 I had 4, and I decided on the National Dental Centre because I did not want to get them done in-camp. (outside maybe better mah!)

I was asked to let my teeth be photographed to be used for their students' training. Imagine a lecture hall full of bright young minds staring at my carnivore-looking teeth. 


I agreed to be the model. It was nothing glamorous. I just lay on the dentist chair, wearing the grotesque mouth opener, spreading wide (my mouth). 

For the wisdom teeth removal, I chose local anaesthetic because I wanted to be awake to see what was going on. It was performed by a male dentist and I was wrapped in several layers of blankets because I was cold. 


I remember hearing the drill and the cracking sound as a stubborn tooth had to be broken in pieces to remove. The dentist was leaning onto me so heavily while trying to crack my teeth, I wondered if my jaws were going to be enlarged. 


After my ordeal, I was presented with my wisdom teeth, all 4 of them. I had been really worried about swallowing them during the operation so I was really happy to see them. 

I now had 4 gaping holes in my mouth and they really curbed my appetite. This is where my braces journey with NDC really began. 

My dentist was a very pleasant lady, and her room had children's artwork pasted on the ceiling so patients can look at them while lying on the chair. I assume they were from her patients. The room was bright and airy.


I got my teeth photographed and sized up, and had another tooth removed. No biggie, because I took out 4 at one go before. 

Wires were put in, my speech became slightly altered, and I was drooling like a dog.

You should get the idea, so I'll spare you the gums.
Every appointment I was asked to choose the colour of rubber bands. There were boxes stacked up, with all sorts of colour and names. Me? It was grey, every time. I cannot imagine putting on green, because it might be mistaken for a mouthful of trapped spinach. 

I learned to put on another set of rubber bands myself. They were attached top to bottom, 1 of each side.

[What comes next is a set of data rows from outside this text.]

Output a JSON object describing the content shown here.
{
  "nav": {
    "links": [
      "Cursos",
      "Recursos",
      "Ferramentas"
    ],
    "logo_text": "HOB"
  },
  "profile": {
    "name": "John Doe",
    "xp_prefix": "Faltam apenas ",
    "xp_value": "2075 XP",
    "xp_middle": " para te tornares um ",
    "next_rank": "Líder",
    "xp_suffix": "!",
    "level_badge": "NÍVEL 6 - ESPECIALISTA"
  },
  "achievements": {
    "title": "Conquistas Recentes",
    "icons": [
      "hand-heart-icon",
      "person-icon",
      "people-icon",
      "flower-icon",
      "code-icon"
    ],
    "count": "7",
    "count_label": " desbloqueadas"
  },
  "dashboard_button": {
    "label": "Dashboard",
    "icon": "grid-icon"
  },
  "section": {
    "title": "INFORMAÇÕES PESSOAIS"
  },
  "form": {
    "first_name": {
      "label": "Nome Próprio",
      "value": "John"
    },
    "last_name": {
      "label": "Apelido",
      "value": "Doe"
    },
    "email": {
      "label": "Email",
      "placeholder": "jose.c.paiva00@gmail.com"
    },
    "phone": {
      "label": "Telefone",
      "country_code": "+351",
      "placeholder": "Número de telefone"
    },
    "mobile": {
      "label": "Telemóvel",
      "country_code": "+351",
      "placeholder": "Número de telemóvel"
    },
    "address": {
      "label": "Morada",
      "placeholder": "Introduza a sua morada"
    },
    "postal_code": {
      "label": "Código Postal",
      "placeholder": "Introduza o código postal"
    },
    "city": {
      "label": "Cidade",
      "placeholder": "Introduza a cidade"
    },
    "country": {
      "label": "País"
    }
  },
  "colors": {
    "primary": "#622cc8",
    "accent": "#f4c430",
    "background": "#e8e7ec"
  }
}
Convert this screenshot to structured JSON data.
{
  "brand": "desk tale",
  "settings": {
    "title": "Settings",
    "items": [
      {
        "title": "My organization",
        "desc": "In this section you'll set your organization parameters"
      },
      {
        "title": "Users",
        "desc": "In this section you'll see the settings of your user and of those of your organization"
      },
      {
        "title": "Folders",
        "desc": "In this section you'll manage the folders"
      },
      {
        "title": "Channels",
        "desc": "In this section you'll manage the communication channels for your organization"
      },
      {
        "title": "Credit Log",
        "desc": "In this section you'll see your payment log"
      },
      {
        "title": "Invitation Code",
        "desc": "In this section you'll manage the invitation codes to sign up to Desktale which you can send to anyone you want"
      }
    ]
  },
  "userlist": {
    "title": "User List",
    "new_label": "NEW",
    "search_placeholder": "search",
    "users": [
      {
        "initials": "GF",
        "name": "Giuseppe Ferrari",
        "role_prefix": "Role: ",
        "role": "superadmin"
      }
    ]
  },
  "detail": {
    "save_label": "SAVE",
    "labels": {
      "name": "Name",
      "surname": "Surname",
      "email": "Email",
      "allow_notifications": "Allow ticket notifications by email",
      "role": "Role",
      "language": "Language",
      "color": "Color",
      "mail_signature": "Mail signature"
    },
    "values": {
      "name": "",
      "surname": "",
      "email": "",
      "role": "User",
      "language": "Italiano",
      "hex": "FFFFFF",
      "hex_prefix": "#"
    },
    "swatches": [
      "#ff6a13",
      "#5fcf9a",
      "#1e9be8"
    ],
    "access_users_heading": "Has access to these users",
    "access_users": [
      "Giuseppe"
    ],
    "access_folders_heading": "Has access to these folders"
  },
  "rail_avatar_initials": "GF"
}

I remember my finger slipping, and the band was shot down my throat. 


I also learned to keep my big mouth shut, really, because opening my mouth too wide would snap the bands. 

Finally the wires were removed, after slightly more than 2 years. That was hell, because braces were cemented to the surface of the teeth, so now imagine removing them. 

Internal braces were put in my upper and lower rows of teeth. It was a wire bonded to the inside of my teeth at both ends.

Right after, I did a round of scaling and polishing. It was painful because my teeth were still sensitive. The dentist was a young and attractive lady and I could only shed one manly tear.


Now free of my braces, my teeth looked like a cleanly-wiped slate. I just had to sleep with my retainers forever.

I postponed a checkup as I went to the UK. I did not visit any dentists there, but I had become a NHS-registered blood donor! 

Just within my first month in the UK, I bit on an apple and broke one end of the lower internal braces. It was now skewed and my first reaction was to snap the other end off. 

I was lucky because it broke off cleanly.

I lived on happily until I came home. My dentist said my teeth looked fine. I could either put in a new set of braces, put in a replacement internal braces, or leave it as it is. That was a no-brainer for me.


Today is my final appointment with my dentist. I was shown the original pictures of my teeth, and boy, did that look horrible! 

I have 2 dental appointments this morning, with an hour of time in between, and I was starving.




I visited the cafeteria at the Health Promotion Board building, just beside the NDC building, and it is where I wrote this article. The cafe serves local fare, sandwiches and fruit. The food have kcal values labelled beside the price. 


It is open-air but today's weather is very nice. I have stopped work two days ago, and will start at my new job next Monday. I feel semi-retired today, with my life at a slower pace. The last time I ever felt this way was more than a year ago.


The wonton noodles are not soggy or oily. The charsiew was healthier than the usual as it was not the glazed and charred version. The iced kopi had too much condensed milk though. For $4.90, this was pretty reasonable.